#### Supplied material

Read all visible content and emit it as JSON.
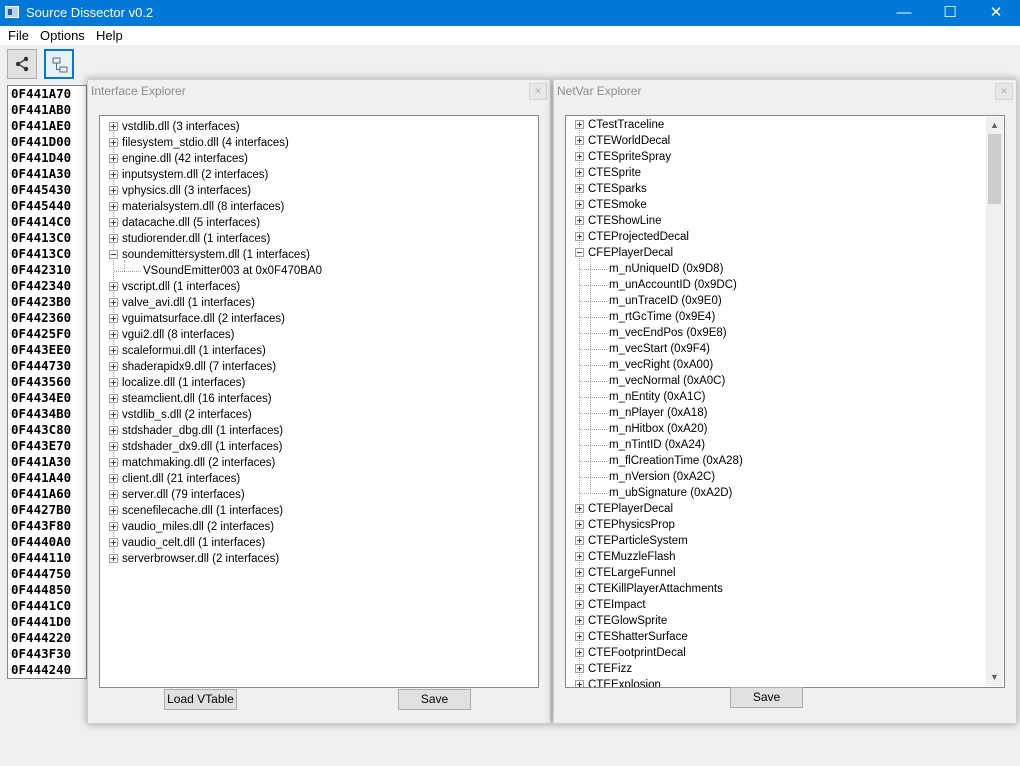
{
  "window": {
    "title": "Source Dissector v0.2",
    "minimize": "—",
    "maximize": "☐",
    "close": "✕"
  },
  "menu": [
    "File",
    "Options",
    "Help"
  ],
  "toolbar": {
    "buttons": [
      {
        "icon": "share-icon"
      },
      {
        "icon": "hierarchy-icon",
        "active": true
      }
    ]
  },
  "addresses": [
    "0F441A70",
    "0F441AB0",
    "0F441AE0",
    "0F441D00",
    "0F441D40",
    "0F441A30",
    "0F445430",
    "0F445440",
    "0F4414C0",
    "0F4413C0",
    "0F4413C0",
    "0F442310",
    "0F442340",
    "0F4423B0",
    "0F442360",
    "0F4425F0",
    "0F443EE0",
    "0F444730",
    "0F443560",
    "0F4434E0",
    "0F4434B0",
    "0F443C80",
    "0F443E70",
    "0F441A30",
    "0F441A40",
    "0F441A60",
    "0F4427B0",
    "0F443F80",
    "0F4440A0",
    "0F444110",
    "0F444750",
    "0F444850",
    "0F4441C0",
    "0F4441D0",
    "0F444220",
    "0F443F30",
    "0F444240"
  ],
  "interface_explorer": {
    "title": "Interface Explorer",
    "close": "✕",
    "items": [
      {
        "label": "vstdlib.dll (3 interfaces)"
      },
      {
        "label": "filesystem_stdio.dll (4 interfaces)"
      },
      {
        "label": "engine.dll (42 interfaces)"
      },
      {
        "label": "inputsystem.dll (2 interfaces)"
      },
      {
        "label": "vphysics.dll (3 interfaces)"
      },
      {
        "label": "materialsystem.dll (8 interfaces)"
      },
      {
        "label": "datacache.dll (5 interfaces)"
      },
      {
        "label": "studiorender.dll (1 interfaces)"
      },
      {
        "label": "soundemittersystem.dll (1 interfaces)",
        "expanded": true,
        "children": [
          "VSoundEmitter003 at 0x0F470BA0"
        ]
      },
      {
        "label": "vscript.dll (1 interfaces)"
      },
      {
        "label": "valve_avi.dll (1 interfaces)"
      },
      {
        "label": "vguimatsurface.dll (2 interfaces)"
      },
      {
        "label": "vgui2.dll (8 interfaces)"
      },
      {
        "label": "scaleformui.dll (1 interfaces)"
      },
      {
        "label": "shaderapidx9.dll (7 interfaces)"
      },
      {
        "label": "localize.dll (1 interfaces)"
      },
      {
        "label": "steamclient.dll (16 interfaces)"
      },
      {
        "label": "vstdlib_s.dll (2 interfaces)"
      },
      {
        "label": "stdshader_dbg.dll (1 interfaces)"
      },
      {
        "label": "stdshader_dx9.dll (1 interfaces)"
      },
      {
        "label": "matchmaking.dll (2 interfaces)"
      },
      {
        "label": "client.dll (21 interfaces)"
      },
      {
        "label": "server.dll (79 interfaces)"
      },
      {
        "label": "scenefilecache.dll (1 interfaces)"
      },
      {
        "label": "vaudio_miles.dll (2 interfaces)"
      },
      {
        "label": "vaudio_celt.dll (1 interfaces)"
      },
      {
        "label": "serverbrowser.dll (2 interfaces)"
      }
    ],
    "load_button": "Load VTable",
    "save_button": "Save"
  },
  "netvar_explorer": {
    "title": "NetVar Explorer",
    "close": "✕",
    "items": [
      {
        "label": "CTestTraceline"
      },
      {
        "label": "CTEWorldDecal"
      },
      {
        "label": "CTESpriteSpray"
      },
      {
        "label": "CTESprite"
      },
      {
        "label": "CTESparks"
      },
      {
        "label": "CTESmoke"
      },
      {
        "label": "CTEShowLine"
      },
      {
        "label": "CTEProjectedDecal"
      },
      {
        "label": "CFEPlayerDecal",
        "expanded": true,
        "children": [
          "m_nUniqueID (0x9D8)",
          "m_unAccountID (0x9DC)",
          "m_unTraceID (0x9E0)",
          "m_rtGcTime (0x9E4)",
          "m_vecEndPos (0x9E8)",
          "m_vecStart (0x9F4)",
          "m_vecRight (0xA00)",
          "m_vecNormal (0xA0C)",
          "m_nEntity (0xA1C)",
          "m_nPlayer (0xA18)",
          "m_nHitbox (0xA20)",
          "m_nTintID (0xA24)",
          "m_flCreationTime (0xA28)",
          "m_nVersion (0xA2C)",
          "m_ubSignature (0xA2D)"
        ]
      },
      {
        "label": "CTEPlayerDecal"
      },
      {
        "label": "CTEPhysicsProp"
      },
      {
        "label": "CTEParticleSystem"
      },
      {
        "label": "CTEMuzzleFlash"
      },
      {
        "label": "CTELargeFunnel"
      },
      {
        "label": "CTEKillPlayerAttachments"
      },
      {
        "label": "CTEImpact"
      },
      {
        "label": "CTEGlowSprite"
      },
      {
        "label": "CTEShatterSurface"
      },
      {
        "label": "CTEFootprintDecal"
      },
      {
        "label": "CTEFizz"
      },
      {
        "label": "CTEExplosion"
      }
    ],
    "scroll_position": 0.0,
    "save_button": "Save"
  }
}
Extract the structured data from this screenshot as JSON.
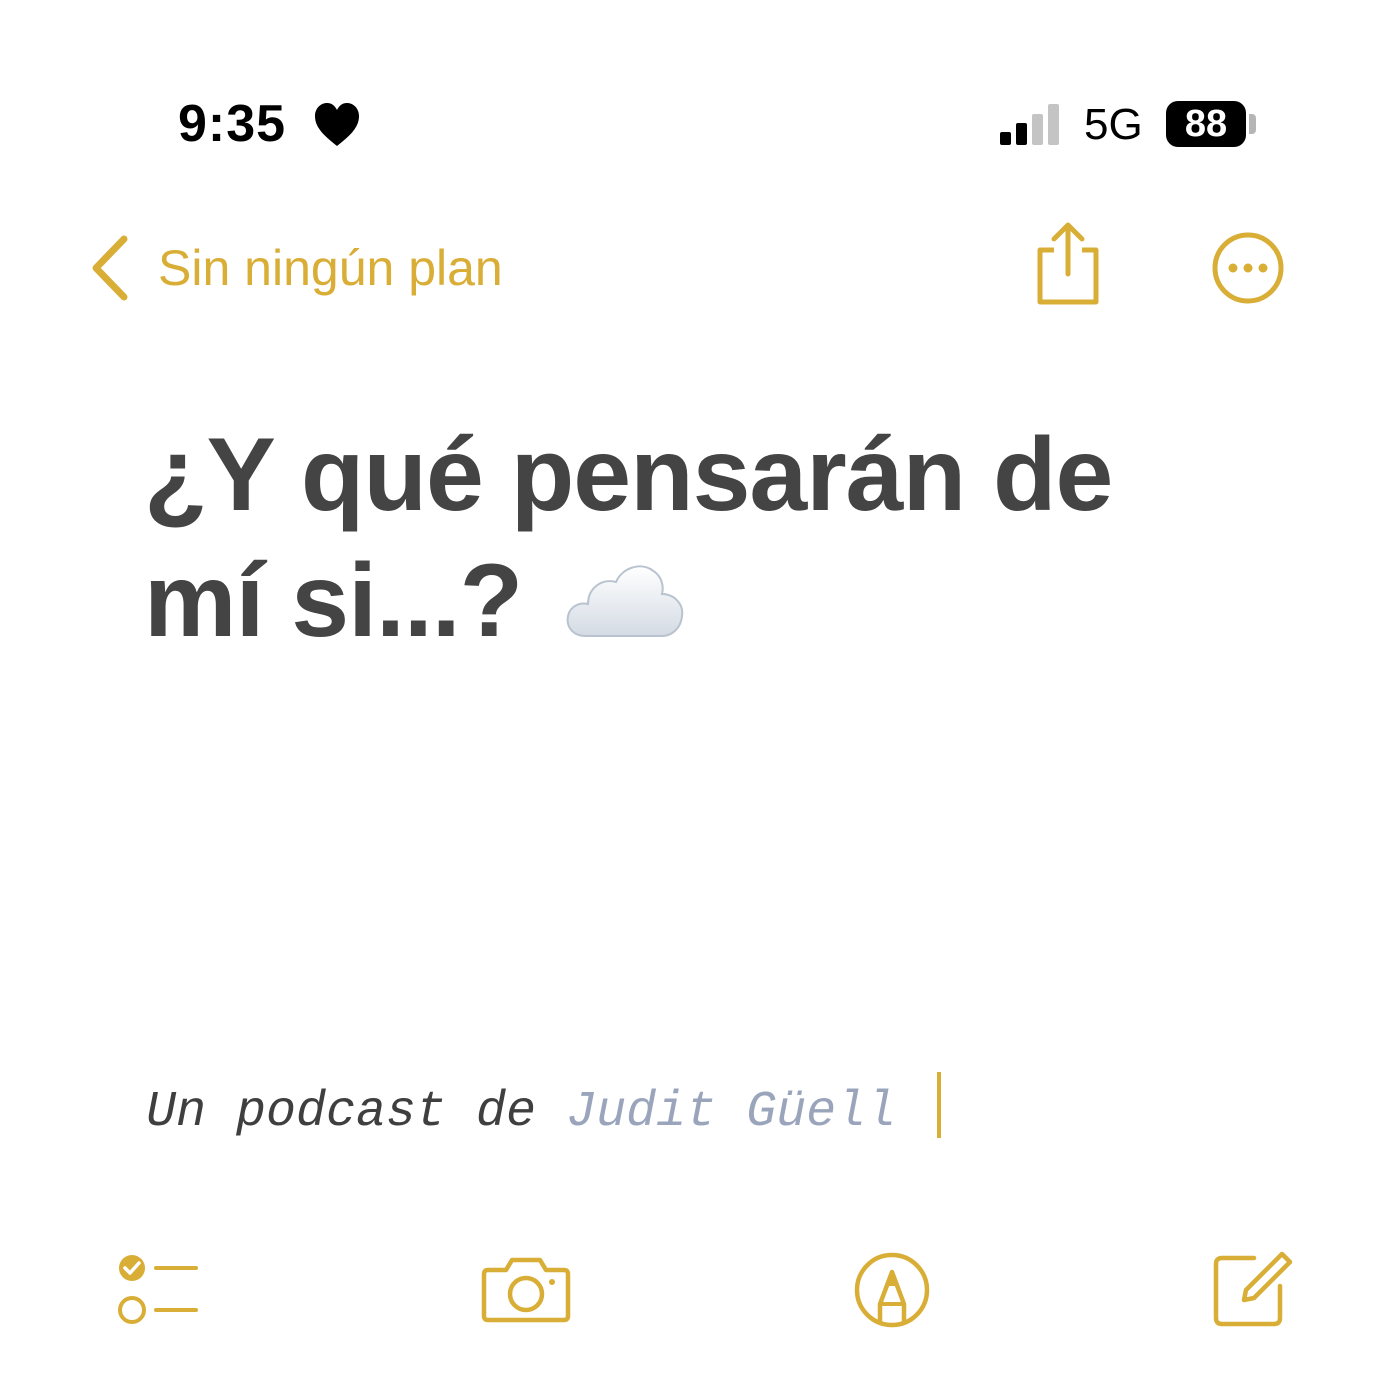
{
  "status_bar": {
    "time": "9:35",
    "network": "5G",
    "battery_level": "88",
    "signal_bars_active": 2,
    "signal_bars_total": 4
  },
  "nav": {
    "back_label": "Sin ningún plan"
  },
  "note": {
    "title_line1": "¿Y qué pensarán de",
    "title_line2": "mí si...?",
    "subtitle_prefix": "Un podcast de ",
    "subtitle_author": "Judit Güell"
  },
  "icons": {
    "status_heart": "heart-icon",
    "signal": "cellular-signal-icon",
    "back": "chevron-left-icon",
    "share": "share-icon",
    "more": "ellipsis-circle-icon",
    "cloud": "cloud-emoji-icon",
    "checklist": "checklist-icon",
    "camera": "camera-icon",
    "markup": "markup-pen-icon",
    "compose": "compose-icon"
  },
  "colors": {
    "accent": "#D9AE36",
    "title_text": "#444444",
    "author_text": "#9aa5bc",
    "background": "#ffffff"
  }
}
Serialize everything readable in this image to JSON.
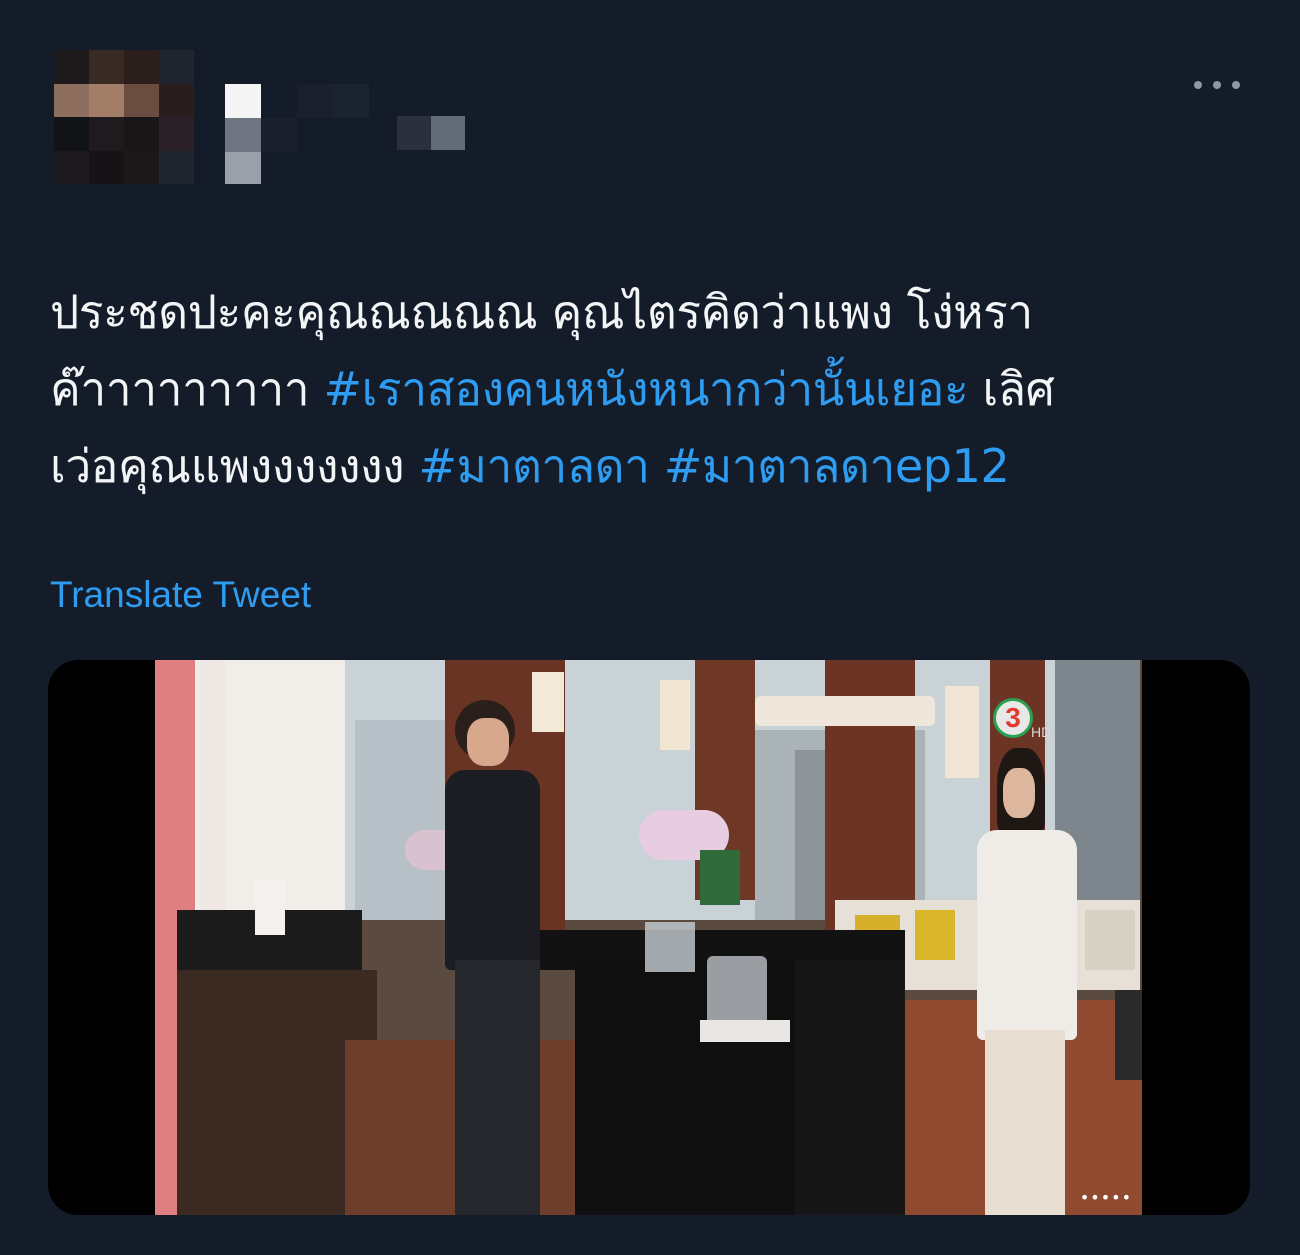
{
  "tweet": {
    "text_lines": [
      [
        {
          "text": "ประชดปะคะคุณณณณณ คุณไตรคิดว่าแพง โง่หรา",
          "hashtag": false
        }
      ],
      [
        {
          "text": "ค๊าาาาาาาาา ",
          "hashtag": false
        },
        {
          "text": "#เราสองคนหนังหนากว่านั้นเยอะ",
          "hashtag": true
        },
        {
          "text": " เลิศ",
          "hashtag": false
        }
      ],
      [
        {
          "text": "เว่อคุณแพงงงงงงง ",
          "hashtag": false
        },
        {
          "text": "#มาตาลดา",
          "hashtag": true
        },
        {
          "text": " ",
          "hashtag": false
        },
        {
          "text": "#มาตาลดาep12",
          "hashtag": true
        }
      ]
    ],
    "translate_label": "Translate Tweet"
  },
  "media": {
    "channel_logo": "3",
    "hd_label": "HD",
    "dots": "•••••"
  },
  "colors": {
    "background": "#151c29",
    "text": "#f2f4f6",
    "link": "#2e9cf0",
    "icon_muted": "#8b98a5"
  },
  "icons": {
    "more": "more-horizontal-icon"
  }
}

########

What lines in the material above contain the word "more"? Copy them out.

Solution for this exercise =>
    "more": "ellipsis-circle-icon",
    "more": "more-horizontal-icon"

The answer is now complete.